## What the task asks
Filter the data for lines with the word "grow" and copy those lines.

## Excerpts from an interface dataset
★ ★ ★ ★

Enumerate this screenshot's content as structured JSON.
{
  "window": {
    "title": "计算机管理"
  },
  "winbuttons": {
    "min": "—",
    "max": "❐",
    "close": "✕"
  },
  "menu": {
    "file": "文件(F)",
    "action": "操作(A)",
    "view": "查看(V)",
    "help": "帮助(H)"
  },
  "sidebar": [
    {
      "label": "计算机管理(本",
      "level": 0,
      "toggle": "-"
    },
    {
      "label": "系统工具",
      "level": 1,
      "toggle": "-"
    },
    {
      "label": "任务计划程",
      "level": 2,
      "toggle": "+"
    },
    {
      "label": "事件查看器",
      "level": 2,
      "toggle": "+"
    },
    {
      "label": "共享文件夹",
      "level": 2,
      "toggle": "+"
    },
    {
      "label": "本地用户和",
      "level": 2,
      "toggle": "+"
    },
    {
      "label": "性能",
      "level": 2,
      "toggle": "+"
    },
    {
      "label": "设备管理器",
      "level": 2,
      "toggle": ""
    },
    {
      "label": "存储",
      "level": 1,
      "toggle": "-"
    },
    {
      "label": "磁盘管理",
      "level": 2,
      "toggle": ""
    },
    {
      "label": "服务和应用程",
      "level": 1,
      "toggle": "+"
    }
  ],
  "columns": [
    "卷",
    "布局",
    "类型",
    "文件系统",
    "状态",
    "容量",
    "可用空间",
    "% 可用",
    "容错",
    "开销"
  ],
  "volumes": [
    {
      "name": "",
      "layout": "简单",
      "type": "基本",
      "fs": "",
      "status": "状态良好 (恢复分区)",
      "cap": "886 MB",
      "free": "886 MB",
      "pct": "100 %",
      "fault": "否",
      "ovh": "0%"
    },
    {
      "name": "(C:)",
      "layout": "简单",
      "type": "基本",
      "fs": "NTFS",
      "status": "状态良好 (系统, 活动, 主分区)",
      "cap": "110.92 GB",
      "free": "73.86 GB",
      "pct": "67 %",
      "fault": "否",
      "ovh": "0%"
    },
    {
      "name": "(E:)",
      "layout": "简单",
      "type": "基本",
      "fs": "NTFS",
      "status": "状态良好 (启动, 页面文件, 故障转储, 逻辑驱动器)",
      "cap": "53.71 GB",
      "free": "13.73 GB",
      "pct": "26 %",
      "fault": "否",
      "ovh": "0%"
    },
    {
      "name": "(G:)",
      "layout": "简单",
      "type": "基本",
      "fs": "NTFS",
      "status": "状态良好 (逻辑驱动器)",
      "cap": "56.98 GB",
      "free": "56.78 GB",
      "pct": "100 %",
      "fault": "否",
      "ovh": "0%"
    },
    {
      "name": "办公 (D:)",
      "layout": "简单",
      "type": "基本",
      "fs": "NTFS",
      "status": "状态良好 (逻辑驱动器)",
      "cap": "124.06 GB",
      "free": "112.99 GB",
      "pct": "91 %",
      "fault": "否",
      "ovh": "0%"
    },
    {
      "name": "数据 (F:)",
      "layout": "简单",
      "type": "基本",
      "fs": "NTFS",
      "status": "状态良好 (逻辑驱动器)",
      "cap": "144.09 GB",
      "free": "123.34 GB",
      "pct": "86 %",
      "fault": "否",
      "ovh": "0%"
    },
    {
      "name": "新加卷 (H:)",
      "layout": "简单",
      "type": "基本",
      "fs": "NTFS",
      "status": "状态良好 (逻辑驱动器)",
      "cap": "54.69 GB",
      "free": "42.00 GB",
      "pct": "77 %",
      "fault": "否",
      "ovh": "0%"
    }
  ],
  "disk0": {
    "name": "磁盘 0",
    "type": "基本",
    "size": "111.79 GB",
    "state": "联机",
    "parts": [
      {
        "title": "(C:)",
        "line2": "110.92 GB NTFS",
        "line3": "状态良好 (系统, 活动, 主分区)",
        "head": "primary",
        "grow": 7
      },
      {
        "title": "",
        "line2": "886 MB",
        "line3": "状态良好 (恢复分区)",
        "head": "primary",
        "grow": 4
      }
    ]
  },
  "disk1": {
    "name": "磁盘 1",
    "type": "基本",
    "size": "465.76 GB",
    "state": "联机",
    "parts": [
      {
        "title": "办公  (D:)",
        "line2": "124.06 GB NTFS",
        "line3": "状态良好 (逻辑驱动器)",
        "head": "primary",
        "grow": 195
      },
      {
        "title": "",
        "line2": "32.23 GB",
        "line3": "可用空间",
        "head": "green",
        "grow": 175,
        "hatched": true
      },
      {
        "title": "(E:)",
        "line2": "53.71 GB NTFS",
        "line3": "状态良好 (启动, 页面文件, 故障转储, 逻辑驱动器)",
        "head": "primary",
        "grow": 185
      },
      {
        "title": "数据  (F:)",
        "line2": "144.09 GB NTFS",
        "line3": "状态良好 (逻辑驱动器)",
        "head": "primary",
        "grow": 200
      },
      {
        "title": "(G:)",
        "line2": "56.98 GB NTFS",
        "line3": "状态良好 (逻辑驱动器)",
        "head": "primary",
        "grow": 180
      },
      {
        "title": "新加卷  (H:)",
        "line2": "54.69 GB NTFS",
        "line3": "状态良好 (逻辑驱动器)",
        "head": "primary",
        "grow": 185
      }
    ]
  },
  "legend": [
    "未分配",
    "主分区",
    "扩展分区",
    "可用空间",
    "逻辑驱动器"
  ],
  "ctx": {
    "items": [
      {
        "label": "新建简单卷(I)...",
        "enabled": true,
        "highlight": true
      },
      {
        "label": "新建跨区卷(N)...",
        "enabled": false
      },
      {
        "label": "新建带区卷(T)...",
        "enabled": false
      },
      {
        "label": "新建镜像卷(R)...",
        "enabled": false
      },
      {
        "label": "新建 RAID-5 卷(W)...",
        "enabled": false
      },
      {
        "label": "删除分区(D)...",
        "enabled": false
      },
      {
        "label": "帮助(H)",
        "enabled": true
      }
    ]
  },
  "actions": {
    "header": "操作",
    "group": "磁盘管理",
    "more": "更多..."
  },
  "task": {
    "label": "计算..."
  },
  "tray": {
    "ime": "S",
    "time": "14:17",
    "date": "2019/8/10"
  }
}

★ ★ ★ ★

## Answer below
        "grow": 7
        "grow": 4
        "grow": 195
        "grow": 175,
        "grow": 185
        "grow": 200
        "grow": 180
        "grow": 185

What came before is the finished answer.